At one level this is a tribute to a group of people for whom Goto himself has long felt great admiration and sympathy.  Some of these figures were no doubt constructed from bits of Goto’s first-hand memory, from having heard the players and singers in the West End in the 1960s and 1970s.  The dates of some of the performances stretch back to a time before Goto’s birth, though, and still the “memories” look consistent—the same use of negatives, the same elegant poses, the same blanched atmosphere, the same informative, slightly quirky texts—they are necessarily memories informed by critical writing about the music, books and recordings.  And all are integrated into the same surface, the same form—a form like one person’s vision, saturated with memory.  These figures are in some sense Goto himself, and make no particular secret of it.  They are projections his mind makes, associations with particular places.


A little story; on the High St in Oxford there is a jeweller’s shop, above

the entrance to which is a clock supported by a dog.  Moholy Nagy

photographed it in 1935 when, as an exile from Nazi Germany, he found work

illustrating John Betjeman’s book An Oxford University Chest.  I seldom walk

past the spot and don’t think of him with his Leica and beret, on the run (Goto 2008b).



Lazlo Moholy-Nagy was in London between 1935 and 1937; Goto was born in 1949.  They could not possibly have met. Still, the little story both testifies to Goto’s highly specific, visual “memory” of this seasoned émigré (Lázló Moholy-Nagy–1895-1946– was born in Hungary, he lived for varying lengths of time in Austria, Germany, France and Holland before his time in England, which was followed by a final emigration to the United States.). This visual memory is Goto’s unique way of mapping a history on to a specific urban space—something many of us may do, but rarely in such detail or in a form accessible to others.

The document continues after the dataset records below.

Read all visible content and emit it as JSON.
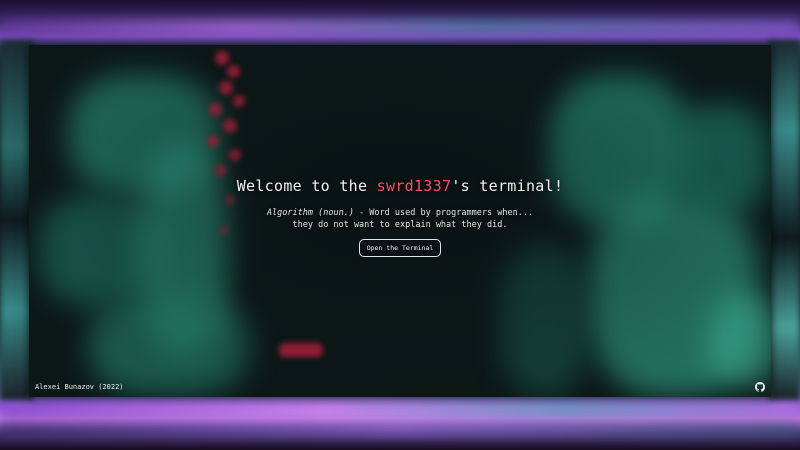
{
  "hero": {
    "headline_prefix": "Welcome to the ",
    "headline_handle": "swrd1337",
    "headline_suffix": "'s terminal!",
    "definition_term": "Algorithm (noun.)",
    "definition_line1_rest": " - Word used by programmers when...",
    "definition_line2": "they do not want to explain what they did.",
    "open_button_label": "Open the Terminal"
  },
  "footer": {
    "author": "Alexei Bunazov (2022)",
    "github_icon": "github-icon"
  },
  "colors": {
    "accent_handle": "#ff4d6a",
    "text": "#f2f2f2",
    "background_teal": "#2fb595",
    "background_red": "#e0264a"
  }
}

In presenting this London to us, Goto has identified himself—along with potential viewers–in the situation of a migrant, someone expelled from the situation into which he was born, from the customs and understandings to which he was initially accustomed.  Like Flusser, he recognizes this situation as “the incubator of creativity” (Flusser 2008, 87). Rather than a geographical migration, Goto’s is one of consciousness, an expulsion from the universe of the historical text and photographic “truth” into a “universe of technical pictures,” where the old rules of causal logic and linear progression no longer apply.  The migrant is forced to create a new system of reference, another relationship with the past, to envision a great city in which one’s fellow migrants, challenging, upsetting, reflecting the best and worst of the natives, take centre stage.




Flusser, Vilém (1983) Ins Universum der technischen Bilder, Göttingen: European Photography

____________ (1989) European Photography, April.  The text is available at

_____________(2002) “Photography and History,” Writings, Andreas Ströhl, ed., Minneapolis: University of Minnesota Press

____________ (2003) “The Challenge of the Migrant,” The Freedom of the Migrant: Objections to Nationalism, Anke K. Finger, ed., Kenneth Kronenberg, transl., Urbana and Chicago: University of Illinois Press

Goto, John (1988) Terezin, London: John Hansard Gallery

_________ (2008a) personal communication, 29 August

_________ (2008b) personal communication, 10 November

Szarkowski, John (1978) Mirrors and Windows: American Photography since 1960, New York: The Museum of Modern Art

______________ (1966) The Photographer’s Eye, New York: The Museum of Modern Art

Schudel, Matt (2007) “Cast New Light on Photography,” Washington Post, JS81, obituary,, accessed 1 November 2008